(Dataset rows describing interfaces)
↓

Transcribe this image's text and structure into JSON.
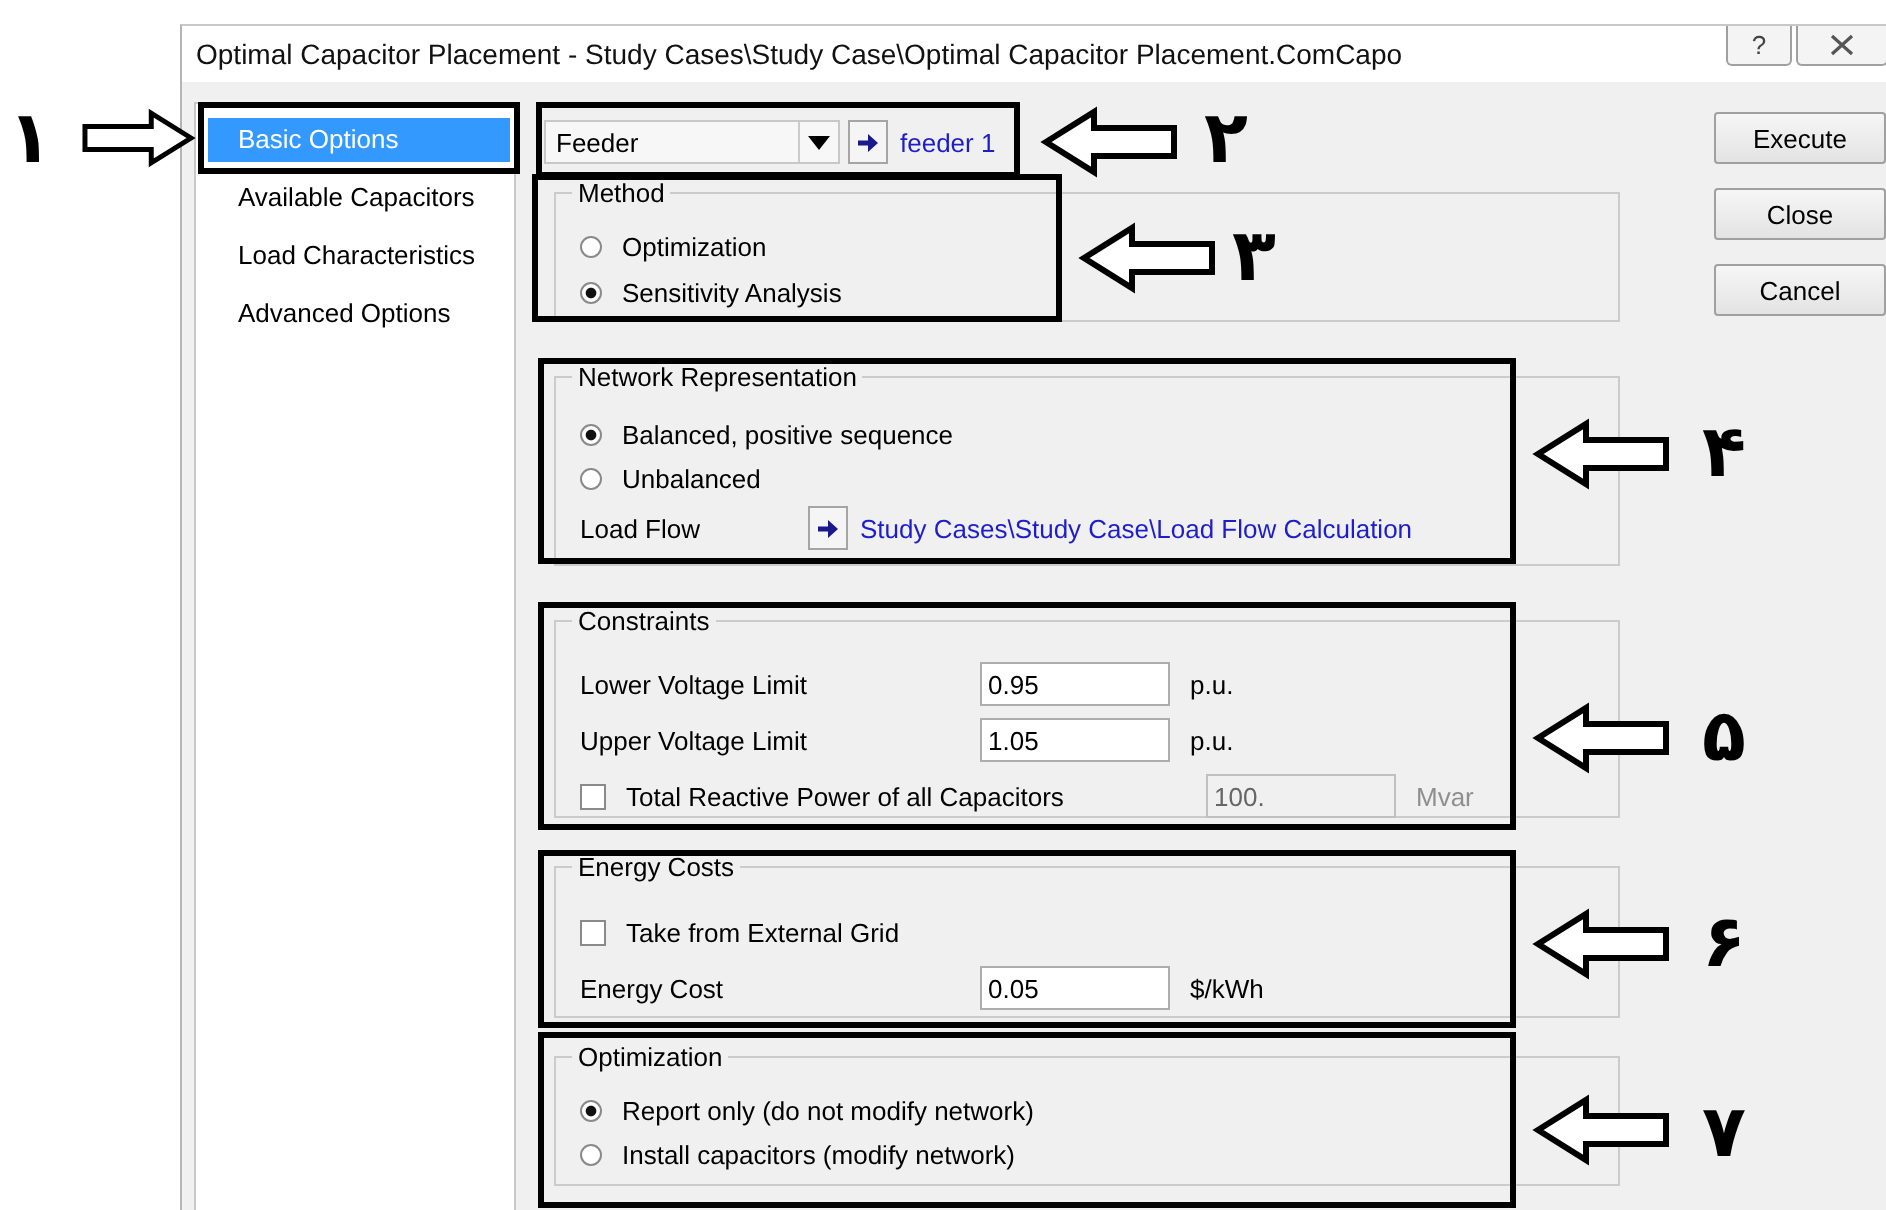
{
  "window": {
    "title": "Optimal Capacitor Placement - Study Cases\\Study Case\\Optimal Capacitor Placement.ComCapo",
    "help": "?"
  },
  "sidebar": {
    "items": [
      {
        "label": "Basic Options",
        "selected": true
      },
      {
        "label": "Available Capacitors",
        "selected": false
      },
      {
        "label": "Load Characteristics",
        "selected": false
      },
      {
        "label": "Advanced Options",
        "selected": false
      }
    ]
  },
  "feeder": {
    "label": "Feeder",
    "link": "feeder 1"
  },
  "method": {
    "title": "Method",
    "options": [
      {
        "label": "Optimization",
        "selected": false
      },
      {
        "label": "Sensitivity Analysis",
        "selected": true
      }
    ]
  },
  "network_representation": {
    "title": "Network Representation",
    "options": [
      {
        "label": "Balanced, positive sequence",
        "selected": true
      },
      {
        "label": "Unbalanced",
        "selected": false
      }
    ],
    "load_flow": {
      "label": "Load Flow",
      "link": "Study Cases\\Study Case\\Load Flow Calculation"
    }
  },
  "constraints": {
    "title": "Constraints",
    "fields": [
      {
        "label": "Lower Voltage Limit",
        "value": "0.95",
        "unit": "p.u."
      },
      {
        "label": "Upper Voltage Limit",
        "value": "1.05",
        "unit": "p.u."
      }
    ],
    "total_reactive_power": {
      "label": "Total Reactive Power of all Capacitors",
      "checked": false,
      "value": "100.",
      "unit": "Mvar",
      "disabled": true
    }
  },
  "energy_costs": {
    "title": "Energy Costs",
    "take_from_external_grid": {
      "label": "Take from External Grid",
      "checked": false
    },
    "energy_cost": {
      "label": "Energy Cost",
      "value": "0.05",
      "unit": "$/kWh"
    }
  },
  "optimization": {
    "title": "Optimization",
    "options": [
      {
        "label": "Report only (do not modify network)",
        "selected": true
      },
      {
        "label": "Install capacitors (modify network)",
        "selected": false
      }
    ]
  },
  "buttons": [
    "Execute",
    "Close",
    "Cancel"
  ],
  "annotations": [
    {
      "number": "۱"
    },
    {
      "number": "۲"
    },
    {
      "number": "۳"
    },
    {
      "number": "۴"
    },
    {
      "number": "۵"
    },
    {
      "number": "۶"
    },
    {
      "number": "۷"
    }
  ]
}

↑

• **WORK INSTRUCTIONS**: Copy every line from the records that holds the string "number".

• **SOLUTION TO THE EXERCISE**:
      "number": "۱"
      "number": "۲"
      "number": "۳"
      "number": "۴"
      "number": "۵"
      "number": "۶"
      "number": "۷"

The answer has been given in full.